─── DATA SHOWN

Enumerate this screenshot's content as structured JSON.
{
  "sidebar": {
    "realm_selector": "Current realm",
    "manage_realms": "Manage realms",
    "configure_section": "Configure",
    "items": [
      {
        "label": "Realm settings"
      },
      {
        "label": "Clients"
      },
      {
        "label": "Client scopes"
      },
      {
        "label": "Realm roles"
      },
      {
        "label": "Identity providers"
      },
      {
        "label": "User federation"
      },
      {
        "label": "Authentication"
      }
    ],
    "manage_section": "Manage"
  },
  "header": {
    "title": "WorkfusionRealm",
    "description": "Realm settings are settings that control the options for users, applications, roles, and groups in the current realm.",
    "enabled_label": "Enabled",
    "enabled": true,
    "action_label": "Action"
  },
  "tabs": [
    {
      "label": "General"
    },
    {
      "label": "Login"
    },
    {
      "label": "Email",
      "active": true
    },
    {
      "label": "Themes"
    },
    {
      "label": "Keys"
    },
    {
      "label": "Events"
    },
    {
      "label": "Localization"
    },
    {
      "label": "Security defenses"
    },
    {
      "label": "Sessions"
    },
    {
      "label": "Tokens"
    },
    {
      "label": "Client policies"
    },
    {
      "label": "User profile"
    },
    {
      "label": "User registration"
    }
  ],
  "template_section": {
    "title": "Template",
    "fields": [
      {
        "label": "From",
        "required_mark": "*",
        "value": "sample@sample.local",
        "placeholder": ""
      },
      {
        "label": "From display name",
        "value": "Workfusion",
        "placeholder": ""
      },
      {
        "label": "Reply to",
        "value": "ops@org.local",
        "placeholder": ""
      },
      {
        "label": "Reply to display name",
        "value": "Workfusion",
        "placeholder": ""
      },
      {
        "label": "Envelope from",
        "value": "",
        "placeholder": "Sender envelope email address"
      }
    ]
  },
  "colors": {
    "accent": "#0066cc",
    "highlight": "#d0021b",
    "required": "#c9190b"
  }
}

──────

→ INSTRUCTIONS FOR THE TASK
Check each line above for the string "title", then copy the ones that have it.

→ FINISHED EXERCISE
    "title": "WorkfusionRealm",
    "title": "Template",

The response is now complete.